Boyko Irina Lvovna
The Golden Blockade
Famine in the USSR in the 30s was organized by the United States
Consider the chronology of events. 1929, Russia has just come out of the civil war and the first five-year plan (i.e. industrial and economic reconstruction) is about to begin.
While the West is still preparing to strangle Soviet Russia economically, without military intervention. The first step towards this has been taken in advance by refusing to accept gold from the USSR. This makes Russia extremely sensitive to the supply of its raw materials abroad, which is now the only source of currency for the country.
After Trotsky is expelled from the USSR, the West strikes again: an embargo is placed on the import of Soviet goods to the West. Exports of timber and petroleum products, i.e. everything that paid for the supply of Western machinery to the shattered Soviet economy, were effectively banned.
Let us look at the dates: the first Five Year Plan began in 1929, the embargo was imposed in 1930 and 1931 by the United States, and a similar decree was issued in France in 1930. On April 17, 1933, the embargo is declared by the British government. That is, first the West refused to accept gold as payment from the USSR, then everything else… except grain!
Such behaviour by the West seems illogical. At the same time, the Great Depression is raging there (started just in 1929). In the United States there is an overproduction of products (including and especially grain), the government destroys grain in huge quantities, and immediately accepts grain from Russia as payment for its machine tools – instead of gold, oil and other raw materials, which are much more necessary for the United States.

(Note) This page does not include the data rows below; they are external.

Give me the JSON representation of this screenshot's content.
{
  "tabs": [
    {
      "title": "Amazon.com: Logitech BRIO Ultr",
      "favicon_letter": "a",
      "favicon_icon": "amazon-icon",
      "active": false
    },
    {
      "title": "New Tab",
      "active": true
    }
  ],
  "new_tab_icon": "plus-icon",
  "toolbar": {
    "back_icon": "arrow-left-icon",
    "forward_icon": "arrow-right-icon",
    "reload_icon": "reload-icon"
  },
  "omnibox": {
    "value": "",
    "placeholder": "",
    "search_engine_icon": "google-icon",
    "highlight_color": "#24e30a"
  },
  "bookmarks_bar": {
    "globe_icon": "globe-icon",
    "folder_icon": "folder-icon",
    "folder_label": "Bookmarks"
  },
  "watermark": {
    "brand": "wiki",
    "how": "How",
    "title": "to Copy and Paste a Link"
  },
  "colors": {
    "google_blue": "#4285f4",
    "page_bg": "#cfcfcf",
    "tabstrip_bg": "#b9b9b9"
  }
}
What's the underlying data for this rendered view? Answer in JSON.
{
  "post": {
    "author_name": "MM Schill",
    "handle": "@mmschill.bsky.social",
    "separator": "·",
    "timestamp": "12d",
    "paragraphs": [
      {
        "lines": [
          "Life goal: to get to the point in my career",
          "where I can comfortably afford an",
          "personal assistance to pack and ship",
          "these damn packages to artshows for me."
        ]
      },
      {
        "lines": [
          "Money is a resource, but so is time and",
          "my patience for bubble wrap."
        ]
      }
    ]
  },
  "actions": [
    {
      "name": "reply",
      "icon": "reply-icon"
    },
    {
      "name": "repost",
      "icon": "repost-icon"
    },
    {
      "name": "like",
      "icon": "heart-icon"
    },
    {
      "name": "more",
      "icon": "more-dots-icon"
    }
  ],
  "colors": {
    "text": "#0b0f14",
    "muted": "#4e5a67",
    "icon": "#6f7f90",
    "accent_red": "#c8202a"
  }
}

The British behave even more foolishly – at that time the USSR was the main customer of the British machine tool builders, in 1932 80% of the machine tool exports from England went to the Soviet Union – and the British government has done everything to make these supplies impossible by refusing to accept not only gold, but also the forest, ore, coal and oil that England so badly needed in payment for the machine tools. Everything except grain, which the British could buy much more cheaply from the United States. [ But it was more important to create a famine in Russia to blame it on the Soviet government.]

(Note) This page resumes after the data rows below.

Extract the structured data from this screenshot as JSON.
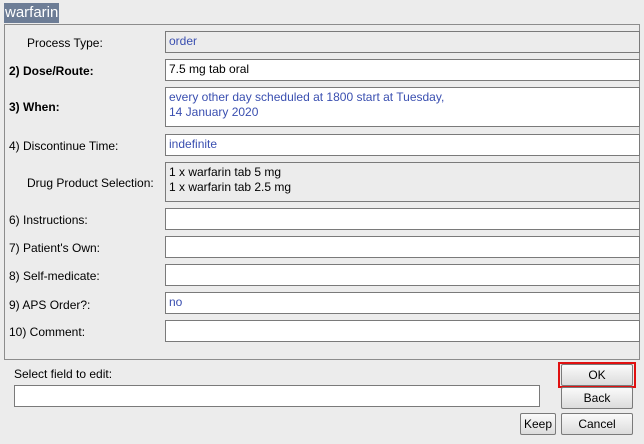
{
  "window": {
    "title": "warfarin"
  },
  "fields": [
    {
      "label": "Process Type:",
      "value": "order",
      "bold": false
    },
    {
      "label": "2) Dose/Route:",
      "value": "7.5 mg tab oral",
      "bold": true
    },
    {
      "label": "3) When:",
      "value": "every other day scheduled at 1800 start at Tuesday,\n     14 January 2020",
      "bold": true
    },
    {
      "label": "4)  Discontinue Time:",
      "value": "indefinite",
      "bold": false
    },
    {
      "label": "Drug Product Selection:",
      "value": "1 x warfarin tab 5 mg\n1 x warfarin tab 2.5 mg",
      "bold": false
    },
    {
      "label": "6) Instructions:",
      "value": "",
      "bold": false
    },
    {
      "label": "7) Patient's Own:",
      "value": "",
      "bold": false
    },
    {
      "label": "8) Self-medicate:",
      "value": "",
      "bold": false
    },
    {
      "label": "9) APS Order?:",
      "value": "no",
      "bold": false
    },
    {
      "label": "10)  Comment:",
      "value": "",
      "bold": false
    }
  ],
  "edit": {
    "label": "Select field to edit:",
    "value": ""
  },
  "buttons": {
    "ok": "OK",
    "back": "Back",
    "keep": "Keep",
    "cancel": "Cancel"
  }
}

Thus the Stalinist leadership of the USSR was presented with a choice: either refuse to rebuild industry, i.e. capitulate to the West, or continue industrialisation, leading to a terrible internal crisis. If the Bolsheviks take the grain from the peasants, there is a very high probability of starvation, which in turn can lead to an internal explosion and the overthrow of power. Whatever Stalin chooses, either way the West stands to gain.
Joseph Vissarionovich and his entourage decide to go ahead.
From the summer of 1929 the collectivisation of agriculture begins. The state collects grain and sends it to the West, but not to starve part of the population, but because there is no other option to pay for the equipment. Stalin’s only hope is for a new harvest. It turns out to be small – there has been a drought in the country. The USSR cannot buy food either for gold (golden siege) or for foreign currency (because of the embargo).
There was an attempt to import grain from Persia which was ready to accept gold. But the authorities do not manage to do it in time – a disaster happens. The same that is now called the Holodomor in Ukraine.
In 1932-1933, masses of people died, and only then (!) West was again ready to accept oil, timber and precious metals from Bolsheviks. Naturally, in 1934 grain exports from the USSR came to a complete halt.
The famine of 1932-33, thoroughly orchestrated by the West, did not have the desired result: the Bolsheviks retained power. They continued to industrialise. Economic measures did not work – Stalin was rebuilding the country at any cost.
There remained military measures. And, amazingly – it was in 1933 in Germany that Adolf Hitler came to power, openly writing about his aggressive aims in the vast Russian plains.
From this historical data, it is clear that the famine in the USSR in the 30s was organised by the West, and mainly by the United States, with the aim of overthrowing the existing power in the USSR.
They succeeded in killing millions of people, but not in overthrowing Stalin. They had to raise Hitler to try to crush the Russians at the hands of the Germans. But that is another story.